***** Material shown

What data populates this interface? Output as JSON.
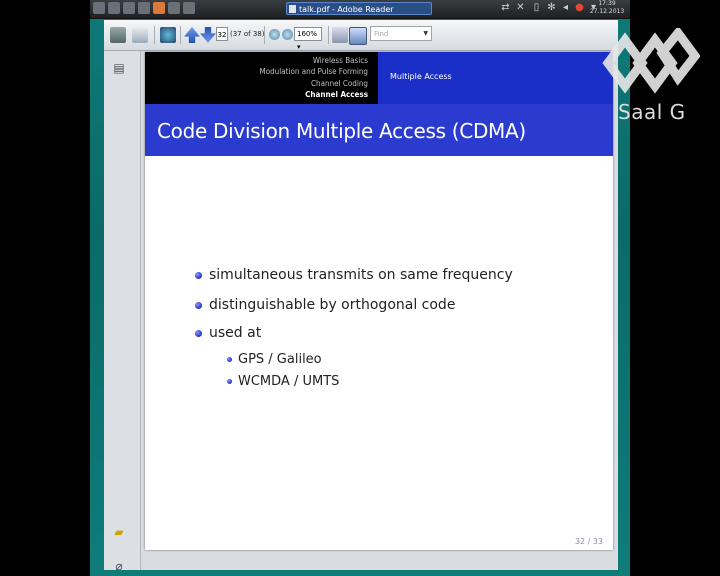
{
  "taskbar": {
    "task_title": "talk.pdf - Adobe Reader",
    "clock_time": "17:39",
    "clock_date": "27.12.2013"
  },
  "toolbar": {
    "page_input": "32",
    "page_count": "(37 of 38)",
    "zoom": "160%",
    "find_placeholder": "Find"
  },
  "slide": {
    "nav_sections": [
      "Wireless Basics",
      "Modulation and Pulse Forming",
      "Channel Coding",
      "Channel Access"
    ],
    "active_section": "Channel Access",
    "subsection": "Multiple Access",
    "title": "Code Division Multiple Access (CDMA)",
    "bullets": [
      "simultaneous transmits on same frequency",
      "distinguishable by orthogonal code",
      "used at"
    ],
    "sub_bullets": [
      "GPS / Galileo",
      "WCMDA / UMTS"
    ],
    "page_number": "32 / 33"
  },
  "watermark": {
    "text": "Saal G"
  },
  "colors": {
    "slide_blue": "#2b3bcf",
    "desktop_teal": "#0f7a78"
  }
}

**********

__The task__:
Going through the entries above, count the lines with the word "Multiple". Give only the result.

__Result for this task__:
2